**Source material**.
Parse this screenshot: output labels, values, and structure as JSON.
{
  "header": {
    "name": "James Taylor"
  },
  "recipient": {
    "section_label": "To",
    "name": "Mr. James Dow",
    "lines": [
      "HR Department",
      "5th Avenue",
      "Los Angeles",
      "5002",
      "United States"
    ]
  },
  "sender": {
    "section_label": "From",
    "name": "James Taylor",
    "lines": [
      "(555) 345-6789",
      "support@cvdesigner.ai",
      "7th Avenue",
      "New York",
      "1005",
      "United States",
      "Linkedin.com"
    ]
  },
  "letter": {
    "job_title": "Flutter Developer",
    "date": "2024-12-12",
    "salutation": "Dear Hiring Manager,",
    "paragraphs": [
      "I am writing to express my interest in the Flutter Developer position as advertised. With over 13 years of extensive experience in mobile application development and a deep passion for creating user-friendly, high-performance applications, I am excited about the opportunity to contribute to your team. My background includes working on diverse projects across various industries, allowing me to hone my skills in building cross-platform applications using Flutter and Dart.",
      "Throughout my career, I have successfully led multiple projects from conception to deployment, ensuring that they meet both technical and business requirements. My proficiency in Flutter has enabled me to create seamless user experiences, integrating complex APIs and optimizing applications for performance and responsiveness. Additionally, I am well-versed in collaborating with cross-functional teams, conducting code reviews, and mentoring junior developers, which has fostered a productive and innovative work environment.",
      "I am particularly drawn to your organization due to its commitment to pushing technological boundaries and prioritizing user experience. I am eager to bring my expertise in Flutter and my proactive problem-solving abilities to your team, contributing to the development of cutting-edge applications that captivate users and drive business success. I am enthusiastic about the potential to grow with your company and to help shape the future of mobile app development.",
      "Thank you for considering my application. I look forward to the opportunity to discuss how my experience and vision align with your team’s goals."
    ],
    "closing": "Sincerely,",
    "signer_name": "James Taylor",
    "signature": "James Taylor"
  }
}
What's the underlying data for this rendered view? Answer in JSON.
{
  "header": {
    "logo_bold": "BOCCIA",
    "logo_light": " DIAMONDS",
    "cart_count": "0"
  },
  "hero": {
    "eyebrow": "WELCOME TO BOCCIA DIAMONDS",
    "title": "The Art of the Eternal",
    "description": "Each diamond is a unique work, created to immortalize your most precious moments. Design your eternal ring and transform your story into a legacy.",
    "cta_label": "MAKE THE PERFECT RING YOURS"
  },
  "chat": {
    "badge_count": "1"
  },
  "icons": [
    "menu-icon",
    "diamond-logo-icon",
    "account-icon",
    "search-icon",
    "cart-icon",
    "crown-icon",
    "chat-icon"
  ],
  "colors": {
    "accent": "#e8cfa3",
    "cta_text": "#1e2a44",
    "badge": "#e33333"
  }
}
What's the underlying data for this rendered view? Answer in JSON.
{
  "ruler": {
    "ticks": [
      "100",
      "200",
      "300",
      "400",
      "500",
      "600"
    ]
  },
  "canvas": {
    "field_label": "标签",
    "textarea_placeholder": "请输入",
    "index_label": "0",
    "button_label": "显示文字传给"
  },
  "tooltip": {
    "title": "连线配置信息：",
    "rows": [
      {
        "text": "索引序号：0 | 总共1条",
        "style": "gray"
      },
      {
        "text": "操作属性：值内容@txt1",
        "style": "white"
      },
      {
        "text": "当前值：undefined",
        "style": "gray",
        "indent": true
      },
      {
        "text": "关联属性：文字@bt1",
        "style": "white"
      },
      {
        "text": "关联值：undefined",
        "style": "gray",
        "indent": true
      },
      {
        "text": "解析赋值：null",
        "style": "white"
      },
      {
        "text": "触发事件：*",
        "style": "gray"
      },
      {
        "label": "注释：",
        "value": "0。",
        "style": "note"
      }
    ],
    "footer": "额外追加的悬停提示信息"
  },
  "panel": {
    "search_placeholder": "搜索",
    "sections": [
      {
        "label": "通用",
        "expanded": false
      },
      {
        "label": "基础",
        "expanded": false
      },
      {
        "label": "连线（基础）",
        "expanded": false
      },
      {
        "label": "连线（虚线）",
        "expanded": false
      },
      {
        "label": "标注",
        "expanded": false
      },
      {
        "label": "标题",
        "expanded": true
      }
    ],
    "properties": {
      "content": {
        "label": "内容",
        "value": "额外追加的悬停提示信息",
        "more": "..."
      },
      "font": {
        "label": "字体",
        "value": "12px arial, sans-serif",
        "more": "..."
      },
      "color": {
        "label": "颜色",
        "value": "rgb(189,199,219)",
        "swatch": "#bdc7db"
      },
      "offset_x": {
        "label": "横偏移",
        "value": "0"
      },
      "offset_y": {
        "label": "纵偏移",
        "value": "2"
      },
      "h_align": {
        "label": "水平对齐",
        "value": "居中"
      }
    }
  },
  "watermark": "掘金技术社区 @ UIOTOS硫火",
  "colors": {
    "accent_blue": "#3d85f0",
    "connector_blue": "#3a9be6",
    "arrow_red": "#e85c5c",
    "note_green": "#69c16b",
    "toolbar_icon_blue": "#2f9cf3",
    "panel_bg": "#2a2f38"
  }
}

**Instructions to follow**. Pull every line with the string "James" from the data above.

**Task answer**.
    "name": "James Taylor"
    "name": "Mr. James Dow",
    "name": "James Taylor",
    "signer_name": "James Taylor",
    "signature": "James Taylor"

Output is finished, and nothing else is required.